Twenty Years Ago: October 30, 1997

It’s an early Halloween for pirate broadcasters in New England, and they’re not getting any treats from the FCC. On Tuesday afternoon, FCC agents visited Radio Free Allston (106.1) at its studios in an Allston art gallery, as well as Worcester pirate WDOA (89.3), ordering the stations off the air and threatening fines and jail time if broadcasts continued. RFA founder Steven Provizer was manning the board at the station when the agents arrived. He says they photographed RFA’s equipment and transmitter readings but did not confiscate anything, and he’s promising a renewed fight in court to make RFA legitimate. Provizer says the FCC told him it had received complaints from a licensed broadcaster (he says it’s WROR (105.7) that made the complaint). Other area pirates aren’t waiting for the FCC to come trick-or-treating; they’ve voluntarily suspended operations while waiting for things to quiet down. The web page for Rebel Music Radio in Boston (105.3) displays only color bars and the words “Sorry it had to happen…we’re off the air.” Also off the air is Radio Free Chelmsford, 88.3, according to its web site.

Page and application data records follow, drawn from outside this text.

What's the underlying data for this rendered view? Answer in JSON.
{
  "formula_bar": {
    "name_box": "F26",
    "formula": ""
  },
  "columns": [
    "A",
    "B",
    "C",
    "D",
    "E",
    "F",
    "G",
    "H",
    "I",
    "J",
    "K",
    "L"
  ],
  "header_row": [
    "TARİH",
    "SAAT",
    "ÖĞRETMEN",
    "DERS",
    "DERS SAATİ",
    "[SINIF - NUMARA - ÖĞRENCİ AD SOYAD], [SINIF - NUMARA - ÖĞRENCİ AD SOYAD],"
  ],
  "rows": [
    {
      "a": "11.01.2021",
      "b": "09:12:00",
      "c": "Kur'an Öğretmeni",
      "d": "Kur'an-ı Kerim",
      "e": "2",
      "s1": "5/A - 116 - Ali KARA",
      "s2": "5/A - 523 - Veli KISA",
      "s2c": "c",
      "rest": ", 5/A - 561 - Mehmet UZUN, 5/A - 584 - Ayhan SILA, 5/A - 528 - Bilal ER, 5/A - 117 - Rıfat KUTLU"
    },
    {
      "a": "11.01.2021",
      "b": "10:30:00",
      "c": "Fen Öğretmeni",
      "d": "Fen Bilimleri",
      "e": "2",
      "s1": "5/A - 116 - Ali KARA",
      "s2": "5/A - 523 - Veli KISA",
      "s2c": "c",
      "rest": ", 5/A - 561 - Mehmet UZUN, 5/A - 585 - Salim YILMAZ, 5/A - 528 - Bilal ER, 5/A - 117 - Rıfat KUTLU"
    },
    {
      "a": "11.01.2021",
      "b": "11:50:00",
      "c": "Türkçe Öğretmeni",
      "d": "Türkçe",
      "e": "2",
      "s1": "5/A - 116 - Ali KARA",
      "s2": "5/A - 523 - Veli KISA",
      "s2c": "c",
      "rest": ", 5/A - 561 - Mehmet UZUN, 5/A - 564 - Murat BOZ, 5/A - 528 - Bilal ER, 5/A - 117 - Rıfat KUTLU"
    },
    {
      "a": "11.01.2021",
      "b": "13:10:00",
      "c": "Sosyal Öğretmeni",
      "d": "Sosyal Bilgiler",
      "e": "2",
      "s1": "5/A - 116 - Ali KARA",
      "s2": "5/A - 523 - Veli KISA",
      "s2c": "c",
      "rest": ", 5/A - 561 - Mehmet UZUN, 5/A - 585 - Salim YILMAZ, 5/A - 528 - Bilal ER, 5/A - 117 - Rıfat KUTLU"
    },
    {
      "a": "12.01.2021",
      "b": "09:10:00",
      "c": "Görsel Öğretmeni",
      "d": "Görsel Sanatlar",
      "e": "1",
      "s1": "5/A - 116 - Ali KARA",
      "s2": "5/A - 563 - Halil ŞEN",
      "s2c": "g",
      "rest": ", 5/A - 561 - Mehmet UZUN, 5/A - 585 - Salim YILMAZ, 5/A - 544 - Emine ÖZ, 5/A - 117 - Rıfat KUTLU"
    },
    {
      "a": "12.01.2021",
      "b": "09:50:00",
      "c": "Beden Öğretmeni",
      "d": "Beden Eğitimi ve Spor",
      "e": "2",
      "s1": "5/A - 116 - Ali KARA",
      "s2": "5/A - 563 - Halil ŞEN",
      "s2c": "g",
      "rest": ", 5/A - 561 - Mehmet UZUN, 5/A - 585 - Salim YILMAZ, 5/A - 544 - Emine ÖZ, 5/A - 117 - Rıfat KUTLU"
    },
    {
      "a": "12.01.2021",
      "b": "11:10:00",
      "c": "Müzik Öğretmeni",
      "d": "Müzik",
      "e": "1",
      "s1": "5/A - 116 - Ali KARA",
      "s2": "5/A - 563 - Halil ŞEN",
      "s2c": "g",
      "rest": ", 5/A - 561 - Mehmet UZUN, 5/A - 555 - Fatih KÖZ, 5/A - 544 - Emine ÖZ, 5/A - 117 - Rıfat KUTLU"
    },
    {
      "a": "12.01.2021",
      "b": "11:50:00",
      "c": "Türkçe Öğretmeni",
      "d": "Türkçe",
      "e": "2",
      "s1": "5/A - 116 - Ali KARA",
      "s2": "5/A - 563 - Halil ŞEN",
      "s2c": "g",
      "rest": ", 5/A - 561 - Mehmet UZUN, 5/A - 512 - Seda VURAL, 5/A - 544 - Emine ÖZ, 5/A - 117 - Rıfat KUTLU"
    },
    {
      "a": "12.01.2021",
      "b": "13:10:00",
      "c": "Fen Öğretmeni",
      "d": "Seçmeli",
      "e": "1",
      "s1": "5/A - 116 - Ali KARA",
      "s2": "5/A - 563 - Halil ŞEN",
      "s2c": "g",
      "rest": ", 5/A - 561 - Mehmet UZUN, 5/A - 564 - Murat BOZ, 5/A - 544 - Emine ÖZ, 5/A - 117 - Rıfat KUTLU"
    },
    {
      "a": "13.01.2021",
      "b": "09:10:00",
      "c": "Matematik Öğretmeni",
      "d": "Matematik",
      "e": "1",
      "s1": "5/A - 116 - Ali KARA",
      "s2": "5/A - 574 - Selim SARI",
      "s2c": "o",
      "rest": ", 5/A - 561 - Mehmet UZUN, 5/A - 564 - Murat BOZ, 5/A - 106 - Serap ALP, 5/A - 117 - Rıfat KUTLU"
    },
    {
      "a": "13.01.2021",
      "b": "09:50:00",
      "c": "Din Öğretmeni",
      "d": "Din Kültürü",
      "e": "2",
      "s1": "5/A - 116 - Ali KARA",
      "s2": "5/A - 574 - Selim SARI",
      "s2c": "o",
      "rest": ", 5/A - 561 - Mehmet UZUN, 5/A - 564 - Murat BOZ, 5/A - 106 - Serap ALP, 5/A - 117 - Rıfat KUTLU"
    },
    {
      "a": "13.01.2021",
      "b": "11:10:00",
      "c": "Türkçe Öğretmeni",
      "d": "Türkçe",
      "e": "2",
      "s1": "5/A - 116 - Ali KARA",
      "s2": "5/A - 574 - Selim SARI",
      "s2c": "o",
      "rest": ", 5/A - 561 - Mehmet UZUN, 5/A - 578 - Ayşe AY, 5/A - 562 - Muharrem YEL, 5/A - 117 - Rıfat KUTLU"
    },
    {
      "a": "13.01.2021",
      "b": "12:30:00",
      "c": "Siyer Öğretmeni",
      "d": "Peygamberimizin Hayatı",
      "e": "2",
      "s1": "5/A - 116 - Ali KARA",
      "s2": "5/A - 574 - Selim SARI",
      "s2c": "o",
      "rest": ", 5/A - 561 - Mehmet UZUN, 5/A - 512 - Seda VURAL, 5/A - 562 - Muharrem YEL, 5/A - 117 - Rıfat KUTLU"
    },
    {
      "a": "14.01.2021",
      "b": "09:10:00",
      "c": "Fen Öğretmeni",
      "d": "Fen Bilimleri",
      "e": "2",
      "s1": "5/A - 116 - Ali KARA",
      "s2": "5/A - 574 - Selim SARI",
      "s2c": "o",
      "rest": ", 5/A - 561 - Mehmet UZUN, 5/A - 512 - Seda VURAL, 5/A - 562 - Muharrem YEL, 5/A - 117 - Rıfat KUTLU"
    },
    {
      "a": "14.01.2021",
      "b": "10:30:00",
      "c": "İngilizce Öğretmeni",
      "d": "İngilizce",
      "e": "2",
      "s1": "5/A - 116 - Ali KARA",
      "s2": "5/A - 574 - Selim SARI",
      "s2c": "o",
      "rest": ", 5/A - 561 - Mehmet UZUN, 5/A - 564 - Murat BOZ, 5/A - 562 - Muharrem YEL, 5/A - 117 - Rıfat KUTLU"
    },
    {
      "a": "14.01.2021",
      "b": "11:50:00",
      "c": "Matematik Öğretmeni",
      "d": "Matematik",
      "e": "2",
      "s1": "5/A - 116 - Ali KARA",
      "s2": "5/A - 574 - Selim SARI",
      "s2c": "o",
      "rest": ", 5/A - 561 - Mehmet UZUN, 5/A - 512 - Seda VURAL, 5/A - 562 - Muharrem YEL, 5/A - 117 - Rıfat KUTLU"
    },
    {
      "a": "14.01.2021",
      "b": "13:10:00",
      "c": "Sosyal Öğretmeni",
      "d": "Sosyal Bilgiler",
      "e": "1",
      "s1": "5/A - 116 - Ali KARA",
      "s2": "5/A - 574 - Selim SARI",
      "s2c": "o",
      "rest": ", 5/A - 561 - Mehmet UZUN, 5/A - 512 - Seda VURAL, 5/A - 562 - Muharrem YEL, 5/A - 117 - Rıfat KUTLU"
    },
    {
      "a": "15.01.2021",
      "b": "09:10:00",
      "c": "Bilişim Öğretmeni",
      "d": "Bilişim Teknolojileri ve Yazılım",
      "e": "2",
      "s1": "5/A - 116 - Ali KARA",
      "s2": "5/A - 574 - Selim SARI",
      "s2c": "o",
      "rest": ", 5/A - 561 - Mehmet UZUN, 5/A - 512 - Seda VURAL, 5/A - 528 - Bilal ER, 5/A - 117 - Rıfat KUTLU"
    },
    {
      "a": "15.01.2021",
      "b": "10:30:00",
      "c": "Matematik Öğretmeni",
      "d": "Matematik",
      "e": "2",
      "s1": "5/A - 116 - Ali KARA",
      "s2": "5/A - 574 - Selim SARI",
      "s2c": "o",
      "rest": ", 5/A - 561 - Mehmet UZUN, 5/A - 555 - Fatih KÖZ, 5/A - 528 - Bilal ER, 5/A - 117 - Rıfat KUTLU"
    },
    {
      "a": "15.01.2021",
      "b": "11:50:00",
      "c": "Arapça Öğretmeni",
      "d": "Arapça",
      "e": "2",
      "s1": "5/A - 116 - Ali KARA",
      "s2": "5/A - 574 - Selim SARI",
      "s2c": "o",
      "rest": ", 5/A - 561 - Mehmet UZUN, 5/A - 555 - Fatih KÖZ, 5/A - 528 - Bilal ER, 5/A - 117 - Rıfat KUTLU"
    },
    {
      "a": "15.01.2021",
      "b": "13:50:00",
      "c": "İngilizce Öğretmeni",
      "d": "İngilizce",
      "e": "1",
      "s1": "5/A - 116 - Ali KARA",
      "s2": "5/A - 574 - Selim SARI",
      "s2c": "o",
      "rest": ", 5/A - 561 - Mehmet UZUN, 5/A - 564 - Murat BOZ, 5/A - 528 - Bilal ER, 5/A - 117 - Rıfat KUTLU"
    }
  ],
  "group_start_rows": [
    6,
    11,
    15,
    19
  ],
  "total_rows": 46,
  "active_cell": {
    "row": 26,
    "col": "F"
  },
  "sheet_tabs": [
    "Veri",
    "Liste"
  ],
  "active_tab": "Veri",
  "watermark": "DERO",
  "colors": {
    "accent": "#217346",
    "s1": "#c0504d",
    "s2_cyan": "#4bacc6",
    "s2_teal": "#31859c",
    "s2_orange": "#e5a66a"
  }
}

The battle between the pirates and the FCC is far from over; Provizer is already getting assistance from the ACLU in his case and he’s promising to see things all the way through in court. We’ll keep you posted…

In other news from MASSACHUSETTS this week: Keating Willcox’s Willow Farm Broadcasting has closed on its purchase of WPEP (1570 Taunton); staying at the station are George and Donna Colajezzi and their local morning show. A follow-up to last week’s mention of the sale of WBET (1460) and WCAV (97.7) in Brockton: new owner KJI Broadcasting has the same ownership as Pittsfield’s WBEC (1420/105.5) out in the Berkshires.

One of CONNECTICUT’s largest broadcast groups is for sale. At a staff meeting Tuesday morning, Capstar employees were told the company’s Fairfield radio group is on the block. Capstar’s Connecticut properties include news-talk trimulcast WSTC (1400 Stamford)/WNLK (1350 Norwalk)/WINE (940 Brookfield), oldies WKHL (96.7 Stamford), classic rock WEFX (95.9 Norwalk), and rocker WRKI (95.1 Brookfield). Rumor has Clear Channel eyeing the stations to add to its own 2AM-1FM group in nearby New Haven.

In NEW HAMPSHIRE, the simulcast between WJYY (105.5 Concord) and WNHQ (92.1 Peterborough) started last Friday, more than a week ahead of schedule. Up in Manchester, WKBR (1250) has flipped back to the One-on-One Sports format, supposedly for good this time. WKBR was apparently having trouble getting a clear satellite signal from One-on-One; they’ve built a new dish to fix that problem.

Could little WGOT (Channel 60) in Merrimack become Boston’s latest network O&O? WGOT owner Lowell Paxson is talking about using his own group of UHF stations to create a seventh network. Labelling WGOT as the “Boston” affiliate would be a bit of a stretch; while the station has cable carriage through the northern half of the market and a translator (W54CN) in Needham, its over-the-air signal is weak to nonexistent in Boston proper. Paxson also controls WHRC (Channel 46) in Norwell, Mass. through an LMA; it too might become part of the network. Elsewhere in the region, Paxson stations include WTWS (Channel 26) New London CT, WPXN-TV (Channel 31) New York, WHAI-TV (Channel 43) Bridgeport, and the not-yet-built WAQF (Channel 51) Batavia-Buffalo.

Also making network noises is Barry Diller’s Silver King group, which includes WHSH (Channel 66) Marlborough-Boston, WHSE (Channel 68) Newark-New York, and WHSI (Channel 67) Smithtown, L.I. With Diller’s acquisition of the USA network this week, there’s growing speculation that he’ll use the Silver King stations as the core of a new broadcast network (in addition to his CityVision local programming plans).